Judicial review of PEQF dismissed as ‘far too late’
The chief constable of Lincolnshire Police has had his bid for a judicial review into plans for new entry routes into policing dismissed on a technicality.
From 2020, the College of Policing plans to implement the Police Education Qualifications Framework (PEQF) which means that new recruits will either have to have a degree or agree to study for one once they are appointed.
Chief Constable Bill Skelly had applied for the review to allow for an evaluation of the new system and had called for its implementation to be delayed until 2023.
At a hearing on Thursday (December 5) the application was dismissed due to a difference of opinion as to when the college made its decision. While Lincolnshire Police stated the decision was made in May 2019, the College said it was November 2018.
Lincolnshire Police put forward a lengthy argument on the lack of merit of the PEQF and the impact on the force. However, the college said that, while it objected to the grounds put forward, it was unnecessary to address them.
The college claimed decisions on the implementation of the PEQF and possible extensions to the phasing in timetable, were conveyed to chief constables on November 30, 2018, which put the application for judicial review beyond the three months allowed.
High Court Judge Mr Justice Swift had earlier said that none of the grounds put forward by the force were arguable as the application was “in reality a challenge to a decision made in the course of 2018, and has therefore been commenced far too late”.
The judgment is likely to have wider implications for policing developments conveyed through the National Police Chiefs’ Council (NPCC) and the subsequent consultation with police and crime commissioners (PCCs).
It could mean that decisions taken to progress initiatives in working groups and discussed at Chief Constables’ Council mean they could become legally binding.
Many PCCs are angry with the imposition of the PEQF as they will have a huge financial impact on their forces and mean new recruits spend a vast amount of their time in classrooms and not on the streets.

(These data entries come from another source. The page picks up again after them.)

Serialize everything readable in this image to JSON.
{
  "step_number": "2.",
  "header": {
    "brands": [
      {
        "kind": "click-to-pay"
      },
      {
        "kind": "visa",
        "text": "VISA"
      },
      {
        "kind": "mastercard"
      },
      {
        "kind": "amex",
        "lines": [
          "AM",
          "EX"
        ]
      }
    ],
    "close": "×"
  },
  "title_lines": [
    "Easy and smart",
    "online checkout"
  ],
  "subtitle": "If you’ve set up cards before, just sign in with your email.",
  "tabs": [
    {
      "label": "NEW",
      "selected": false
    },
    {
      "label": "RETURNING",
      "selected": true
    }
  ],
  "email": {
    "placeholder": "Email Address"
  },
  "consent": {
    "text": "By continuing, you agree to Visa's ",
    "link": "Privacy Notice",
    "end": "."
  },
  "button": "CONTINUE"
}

They also feel they were not consulted on its implementation.
Mr Skelly said he was disappointed that the judge had allowed the judicial review to be dismissed on a technicality.
“I wanted to give time for a legitimate evaluation of the new system being imposed across the country and for the results to be assessed and any adjustments made,” he said.

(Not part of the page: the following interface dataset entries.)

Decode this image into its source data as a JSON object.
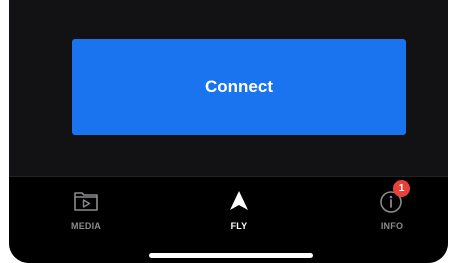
{
  "main": {
    "connect_label": "Connect"
  },
  "tabbar": {
    "tabs": [
      {
        "label": "MEDIA",
        "icon": "media-folder-icon",
        "active": false
      },
      {
        "label": "FLY",
        "icon": "fly-arrow-icon",
        "active": true
      },
      {
        "label": "INFO",
        "icon": "info-icon",
        "active": false,
        "badge": "1"
      }
    ]
  },
  "colors": {
    "background": "#121214",
    "tabbar": "#000000",
    "accent": "#1a74f0",
    "badge": "#e8413a",
    "inactive_label": "#8a8a8e"
  }
}
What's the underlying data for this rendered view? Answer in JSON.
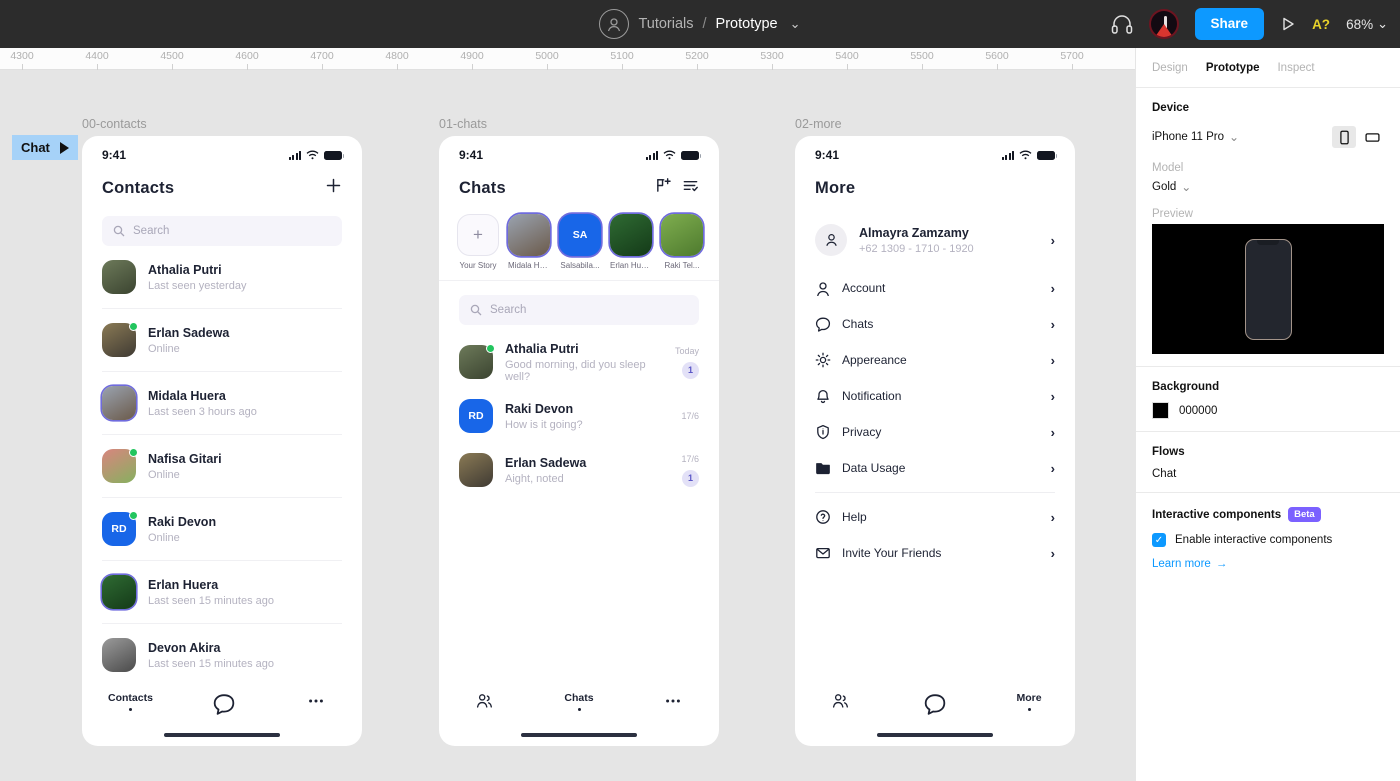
{
  "toolbar": {
    "avatar_icon": "user-circle-icon",
    "breadcrumb_project": "Tutorials",
    "breadcrumb_separator": "/",
    "breadcrumb_file": "Prototype",
    "file_chevron": "⌄",
    "headphones_icon": "headphones-icon",
    "user_avatar": "user-avatar",
    "share_label": "Share",
    "present_icon": "play-icon",
    "a11y_label": "A?",
    "zoom_label": "68%",
    "zoom_chevron": "⌄",
    "accent_color": "#0d99ff",
    "bg_color": "#2c2c2c"
  },
  "ruler": {
    "ticks": [
      "4300",
      "4400",
      "4500",
      "4600",
      "4700",
      "4800",
      "4900",
      "5000",
      "5100",
      "5200",
      "5300",
      "5400",
      "5500",
      "5600",
      "5700"
    ]
  },
  "canvas": {
    "flow_badge": {
      "label": "Chat",
      "icon": "play-triangle-icon"
    },
    "frames": [
      {
        "label": "00-contacts"
      },
      {
        "label": "01-chats"
      },
      {
        "label": "02-more"
      }
    ]
  },
  "status_bar": {
    "time": "9:41",
    "signal_icon": "cellular-signal-icon",
    "wifi_icon": "wifi-icon",
    "battery_icon": "battery-icon"
  },
  "contacts_screen": {
    "title": "Contacts",
    "add_icon": "plus-icon",
    "search": {
      "placeholder": "Search",
      "icon": "search-icon"
    },
    "rows": [
      {
        "name": "Athalia Putri",
        "status": "Last seen yesterday",
        "online": false,
        "ring": false,
        "type": "photo",
        "c1": "#6d7a5a",
        "c2": "#3b4430"
      },
      {
        "name": "Erlan Sadewa",
        "status": "Online",
        "online": true,
        "ring": false,
        "type": "photo",
        "c1": "#8a7a55",
        "c2": "#3f3a33"
      },
      {
        "name": "Midala Huera",
        "status": "Last seen 3 hours ago",
        "online": false,
        "ring": true,
        "type": "photo",
        "c1": "#9aa3b0",
        "c2": "#6b5a4a"
      },
      {
        "name": "Nafisa Gitari",
        "status": "Online",
        "online": true,
        "ring": false,
        "type": "photo",
        "c1": "#d9857f",
        "c2": "#86b05f"
      },
      {
        "name": "Raki Devon",
        "status": "Online",
        "online": true,
        "ring": false,
        "type": "initials",
        "initials": "RD"
      },
      {
        "name": "Erlan Huera",
        "status": "Last seen 15 minutes ago",
        "online": false,
        "ring": true,
        "type": "photo",
        "c1": "#2f6b33",
        "c2": "#143a18"
      },
      {
        "name": "Devon Akira",
        "status": "Last seen 15 minutes ago",
        "online": false,
        "ring": false,
        "type": "photo",
        "c1": "#9b9b9b",
        "c2": "#4a4a4a"
      }
    ],
    "tabbar": {
      "left": {
        "icon": "contacts-people-icon",
        "label": "Contacts",
        "active": true
      },
      "center": {
        "icon": "chat-bubble-icon",
        "label": "Chats",
        "active": false
      },
      "right": {
        "icon": "more-dots-icon",
        "label": "More",
        "active": false
      }
    }
  },
  "chats_screen": {
    "title": "Chats",
    "new_message_icon": "new-message-icon",
    "read_all_icon": "read-all-icon",
    "stories": [
      {
        "caption": "Your Story",
        "type": "add",
        "icon": "plus-icon"
      },
      {
        "caption": "Midala Hu...",
        "type": "photo",
        "c1": "#9aa3b0",
        "c2": "#6b5a4a"
      },
      {
        "caption": "Salsabila...",
        "type": "initials",
        "initials": "SA"
      },
      {
        "caption": "Erlan Huera",
        "type": "photo",
        "c1": "#2f6b33",
        "c2": "#143a18"
      },
      {
        "caption": "Raki Tel...",
        "type": "photo",
        "c1": "#7fae4f",
        "c2": "#4e7a2e"
      }
    ],
    "search": {
      "placeholder": "Search",
      "icon": "search-icon"
    },
    "rows": [
      {
        "name": "Athalia Putri",
        "message": "Good morning, did you sleep well?",
        "time": "Today",
        "unread": "1",
        "online": true,
        "type": "photo",
        "c1": "#6d7a5a",
        "c2": "#3b4430"
      },
      {
        "name": "Raki Devon",
        "message": "How is it going?",
        "time": "17/6",
        "unread": "",
        "online": false,
        "type": "initials",
        "initials": "RD"
      },
      {
        "name": "Erlan Sadewa",
        "message": "Aight, noted",
        "time": "17/6",
        "unread": "1",
        "online": false,
        "type": "photo",
        "c1": "#8a7a55",
        "c2": "#3f3a33"
      }
    ],
    "tabbar": {
      "left": {
        "icon": "contacts-people-icon",
        "label": "Contacts",
        "active": false
      },
      "center": {
        "icon": "chat-bubble-icon",
        "label": "Chats",
        "active": true
      },
      "right": {
        "icon": "more-dots-icon",
        "label": "More",
        "active": false
      }
    }
  },
  "more_screen": {
    "title": "More",
    "profile": {
      "name": "Almayra Zamzamy",
      "phone": "+62 1309 - 1710 - 1920",
      "icon": "person-icon",
      "chevron": "›"
    },
    "items_group_1": [
      {
        "label": "Account",
        "icon": "person-icon",
        "chevron": "›"
      },
      {
        "label": "Chats",
        "icon": "chat-bubble-icon",
        "chevron": "›"
      },
      {
        "label": "Appereance",
        "icon": "brightness-icon",
        "chevron": "›"
      },
      {
        "label": "Notification",
        "icon": "bell-icon",
        "chevron": "›"
      },
      {
        "label": "Privacy",
        "icon": "shield-icon",
        "chevron": "›"
      },
      {
        "label": "Data Usage",
        "icon": "folder-icon",
        "chevron": "›"
      }
    ],
    "items_group_2": [
      {
        "label": "Help",
        "icon": "help-circle-icon",
        "chevron": "›"
      },
      {
        "label": "Invite Your Friends",
        "icon": "mail-icon",
        "chevron": "›"
      }
    ],
    "tabbar": {
      "left": {
        "icon": "contacts-people-icon",
        "label": "Contacts",
        "active": false
      },
      "center": {
        "icon": "chat-bubble-icon",
        "label": "Chats",
        "active": false
      },
      "right": {
        "icon": "more-dots-icon",
        "label": "More",
        "active": true
      }
    }
  },
  "right_panel": {
    "tabs": [
      {
        "label": "Design",
        "active": false
      },
      {
        "label": "Prototype",
        "active": true
      },
      {
        "label": "Inspect",
        "active": false
      }
    ],
    "device": {
      "title": "Device",
      "value": "iPhone 11 Pro",
      "chevron": "⌄",
      "orientation_portrait_icon": "phone-portrait-icon",
      "orientation_landscape_icon": "phone-landscape-icon",
      "orientation_selected": "portrait",
      "model_label": "Model",
      "model_value": "Gold",
      "model_chevron": "⌄",
      "preview_label": "Preview",
      "preview_icon": "device-preview-image"
    },
    "background": {
      "title": "Background",
      "hex": "000000",
      "color": "#000000"
    },
    "flows": {
      "title": "Flows",
      "items": [
        "Chat"
      ]
    },
    "interactive": {
      "title": "Interactive components",
      "badge": "Beta",
      "checkbox_label": "Enable interactive components",
      "checked": true,
      "check_glyph": "✓",
      "learn_more": "Learn more",
      "learn_more_arrow": "→"
    }
  }
}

“We submitted a detailed challenge on the merits of the PEQF and the insufficient preparation that has been undertaken by the College of Policing. Unfortunately, the College chose to ignore the merits of our concerns and sought to strike out the legal case on a technicality.”
Mr Skelly said he was now considering whether further legal action should be taken forward. “This remains a serious option for Lincolnshire Police as the impact of PEQF is so disastrous and means the effective removal of 40 frontline officers,” he said. “This is a loss of police officers that cannot be afforded and it would create a harmful impact on policing in the county.”
Mr Skelly said he expected to be in a position to make a more detailed statement following the General Election.
The College of Policing’s deputy chief constable Bernie O’Reilly welcomed the court’s decision, and said: “We want every officer to be properly prepared and recognised for the difficult job they do every day.”